Your goal
Go through the data and copy every line in which "Politique" appears.

---------- Given data ----------

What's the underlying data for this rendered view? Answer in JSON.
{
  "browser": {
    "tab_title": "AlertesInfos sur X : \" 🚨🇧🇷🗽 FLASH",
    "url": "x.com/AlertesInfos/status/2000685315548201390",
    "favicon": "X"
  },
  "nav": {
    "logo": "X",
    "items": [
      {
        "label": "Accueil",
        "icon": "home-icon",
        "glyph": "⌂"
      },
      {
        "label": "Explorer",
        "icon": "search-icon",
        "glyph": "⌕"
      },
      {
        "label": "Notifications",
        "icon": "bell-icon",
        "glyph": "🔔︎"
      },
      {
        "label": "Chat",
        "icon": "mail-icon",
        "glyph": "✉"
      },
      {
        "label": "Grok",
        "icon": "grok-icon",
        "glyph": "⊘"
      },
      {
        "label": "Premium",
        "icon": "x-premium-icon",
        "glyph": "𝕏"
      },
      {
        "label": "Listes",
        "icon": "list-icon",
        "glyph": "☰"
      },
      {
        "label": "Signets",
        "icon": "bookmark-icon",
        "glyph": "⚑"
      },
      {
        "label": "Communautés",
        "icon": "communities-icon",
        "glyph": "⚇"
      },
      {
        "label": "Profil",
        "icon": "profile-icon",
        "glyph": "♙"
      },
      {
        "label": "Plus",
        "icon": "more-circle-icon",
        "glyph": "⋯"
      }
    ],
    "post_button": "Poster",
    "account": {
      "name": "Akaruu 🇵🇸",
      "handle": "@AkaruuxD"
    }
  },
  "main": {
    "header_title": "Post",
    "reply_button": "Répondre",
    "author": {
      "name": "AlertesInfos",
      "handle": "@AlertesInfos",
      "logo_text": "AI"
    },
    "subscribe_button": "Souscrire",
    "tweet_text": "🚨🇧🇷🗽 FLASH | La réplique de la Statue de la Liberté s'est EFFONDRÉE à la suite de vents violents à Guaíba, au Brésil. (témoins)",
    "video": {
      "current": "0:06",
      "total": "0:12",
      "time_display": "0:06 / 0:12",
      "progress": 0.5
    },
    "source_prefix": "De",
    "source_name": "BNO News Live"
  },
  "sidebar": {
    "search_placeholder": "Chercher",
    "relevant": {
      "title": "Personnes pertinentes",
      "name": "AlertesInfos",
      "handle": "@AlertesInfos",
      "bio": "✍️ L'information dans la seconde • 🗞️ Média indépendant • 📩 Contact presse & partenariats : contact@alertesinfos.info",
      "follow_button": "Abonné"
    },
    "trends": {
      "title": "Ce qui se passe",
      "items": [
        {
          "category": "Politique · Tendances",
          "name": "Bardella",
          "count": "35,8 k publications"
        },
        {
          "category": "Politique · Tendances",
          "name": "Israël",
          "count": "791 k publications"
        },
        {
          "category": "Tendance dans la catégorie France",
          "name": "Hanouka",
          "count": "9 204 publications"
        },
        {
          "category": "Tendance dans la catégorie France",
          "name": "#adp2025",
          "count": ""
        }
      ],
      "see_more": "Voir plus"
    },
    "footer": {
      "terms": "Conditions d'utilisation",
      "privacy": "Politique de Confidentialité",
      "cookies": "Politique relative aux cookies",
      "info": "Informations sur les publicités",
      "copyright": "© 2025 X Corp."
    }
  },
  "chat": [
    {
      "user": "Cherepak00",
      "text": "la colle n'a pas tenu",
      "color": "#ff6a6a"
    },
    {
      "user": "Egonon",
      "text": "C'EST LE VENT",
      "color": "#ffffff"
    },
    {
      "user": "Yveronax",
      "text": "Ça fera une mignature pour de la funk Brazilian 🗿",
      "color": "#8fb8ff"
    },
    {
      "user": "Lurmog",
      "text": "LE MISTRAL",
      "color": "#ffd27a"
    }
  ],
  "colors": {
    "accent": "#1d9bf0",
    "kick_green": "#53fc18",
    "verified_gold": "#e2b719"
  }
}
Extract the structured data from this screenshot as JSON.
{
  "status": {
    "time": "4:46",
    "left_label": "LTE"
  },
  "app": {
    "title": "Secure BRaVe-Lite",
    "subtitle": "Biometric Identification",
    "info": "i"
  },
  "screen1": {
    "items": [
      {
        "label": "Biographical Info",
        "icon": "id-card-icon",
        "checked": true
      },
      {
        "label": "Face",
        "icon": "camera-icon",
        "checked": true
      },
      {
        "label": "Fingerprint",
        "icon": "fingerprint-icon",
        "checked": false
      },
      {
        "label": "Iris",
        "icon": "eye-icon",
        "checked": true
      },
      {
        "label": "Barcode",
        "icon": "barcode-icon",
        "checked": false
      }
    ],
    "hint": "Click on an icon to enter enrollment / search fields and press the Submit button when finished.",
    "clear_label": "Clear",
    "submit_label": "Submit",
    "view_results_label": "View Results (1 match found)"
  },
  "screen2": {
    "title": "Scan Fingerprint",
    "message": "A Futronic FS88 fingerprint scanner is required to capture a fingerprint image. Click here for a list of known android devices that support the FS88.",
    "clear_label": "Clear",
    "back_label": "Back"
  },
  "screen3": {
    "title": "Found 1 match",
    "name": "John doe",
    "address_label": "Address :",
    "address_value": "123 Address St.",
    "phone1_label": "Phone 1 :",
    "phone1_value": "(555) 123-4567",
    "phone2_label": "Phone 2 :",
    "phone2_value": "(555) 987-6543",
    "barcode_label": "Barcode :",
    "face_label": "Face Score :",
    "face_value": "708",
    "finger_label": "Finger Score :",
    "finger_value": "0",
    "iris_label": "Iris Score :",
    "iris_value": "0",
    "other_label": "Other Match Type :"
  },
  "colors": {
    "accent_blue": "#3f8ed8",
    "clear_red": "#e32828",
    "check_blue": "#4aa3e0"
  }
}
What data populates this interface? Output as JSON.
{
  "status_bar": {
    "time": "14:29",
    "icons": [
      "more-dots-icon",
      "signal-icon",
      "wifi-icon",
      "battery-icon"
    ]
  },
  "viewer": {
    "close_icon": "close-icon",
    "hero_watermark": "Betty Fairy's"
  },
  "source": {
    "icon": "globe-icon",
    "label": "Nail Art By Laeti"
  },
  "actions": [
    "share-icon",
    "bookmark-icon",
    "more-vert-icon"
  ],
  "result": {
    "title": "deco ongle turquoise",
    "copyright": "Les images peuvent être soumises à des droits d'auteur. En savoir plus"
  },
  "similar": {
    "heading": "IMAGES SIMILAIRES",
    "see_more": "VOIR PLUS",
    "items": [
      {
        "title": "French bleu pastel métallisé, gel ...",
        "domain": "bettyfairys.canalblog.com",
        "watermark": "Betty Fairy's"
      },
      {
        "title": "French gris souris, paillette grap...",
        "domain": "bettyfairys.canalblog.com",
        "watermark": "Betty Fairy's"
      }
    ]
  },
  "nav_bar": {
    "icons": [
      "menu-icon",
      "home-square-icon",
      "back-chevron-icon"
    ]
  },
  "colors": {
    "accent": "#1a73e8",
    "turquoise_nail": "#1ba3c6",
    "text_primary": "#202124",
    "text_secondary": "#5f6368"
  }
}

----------

Solution below
          "category": "Politique · Tendances",
          "category": "Politique · Tendances",
      "privacy": "Politique de Confidentialité",
      "cookies": "Politique relative aux cookies",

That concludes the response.